I now realize that my "cure" that I have, up until now, attributed solely to receiving Craniosacral Therapy may be just remission, alleviating major stressors, hormone adjustments or some combination of these or other things. But I still believe that the Craniosacral sessions I received were the cornerstone of sending this nasty condition packing and I wish more sufferers were aware of it and tried it.
Craniosacral Therapy is a non invasive, gentle, deeply relaxing, non additive (or a least not in a bad, life threatening way!) alternative to chemicals that I was introduced to by a massage therapist. The technique was discovered/developed by Dr. John Upledger (www.upledger.com) and there are therapists practicing this method all over the world.
While it is probably not covered by insurance, if it works, and it did for me in about six $70 sessions, it is so worth it!
I know everyone is different and nothing works the same way for everyone. But since there are so many people suffering, what is the harm in looking at one more possible (non drug, no side effects) solution?
Hope this can help someone!
I was delighted to read your editorial "Ending the Beauty Versus Brains Debate." This is a topic that has interested me for some time, and it came to light in the news recently when it was exposed that JC Penney has created a T-shirt for sale that reads "I'm too pretty to do homework so my brother has to do it for me," with resulting well deserved backlash: http://www.huffingtonpost.com/2011/08/31/jc-penneys-girls-shirt_n_943349....
I live in the northwest, where taking an interest in clothing seems to be viewed as selfish and superficial. I am an athlete and outdoorswoman, so I appreciate the value of fleece, goretex, wool, and capilene, but I also view fashion as a creative outlet, and love the idea of "wearable art." People frequently make false first impressions of me because of how I dress, ranging from assuming I am a snob, to being surprised that I am an environmentalist. When they get to know me, they are shocked to find out I have gone 3 weeks without a shower, pooped in an ammo can on river trips, and traveled in places like remote Africa.
I'll never forget an incident in college where I was eating in a small country restaurant with about 20 rafting guide friends. They were all "granolas:" dressed in hippy clothes and Birkenstocks, unshaven, ungroomed. There I was in my matching purple jogging shorts and singlet. The waitress went around the table taking orders, and when she got to me she stopped and said emphatically "what are YOU doing with this crowd?!" Most of my best friends over the years have continued to be outdoor types who have little to no interest in clothing or fashion. They love me despite my passion for clothes, which they cannot understand, however I have frequently been self conscious over the years about being judged for how I am dressed, especially on social occasions where I am not well known.

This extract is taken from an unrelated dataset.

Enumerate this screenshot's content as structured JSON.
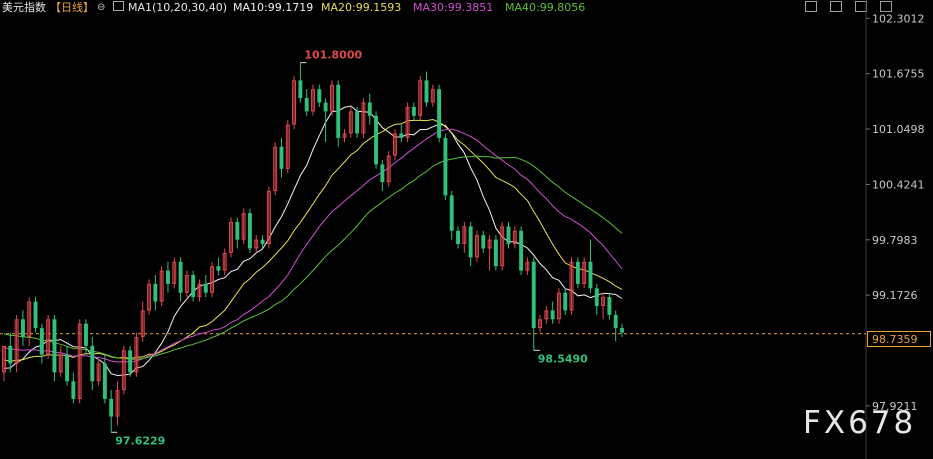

Recently I found some interesting quotes regarding fashion and a blog that proclaimed "your body is your first home, you should never feel guilty about adorning it" (author unknown). I especially liked this quote:
"You don't have to signal a social conscience by looking like a frump. Lace knickers won't hasten the holocaust, you can ban the bomb in a feather boa just as well as without, and a mild interest in the length of hemlines doesn't necessarily disqualify you from reading Das Kapital and agreeing with every word. " ~Elizabeth Bibesco
I hope Americans will learn to emulate the Europeans when it comes to fashion: cultivating a sense of personal style, valuing quality over quantity, and appreciating the beauty of adornment. Meanwhile, I hope you continue to tackle this topic and prove by your very existence that beauty and brains can coexist! ~Nancy Enz Lill, Spokane, WA
--Diane Trader, Kalamazoo, MI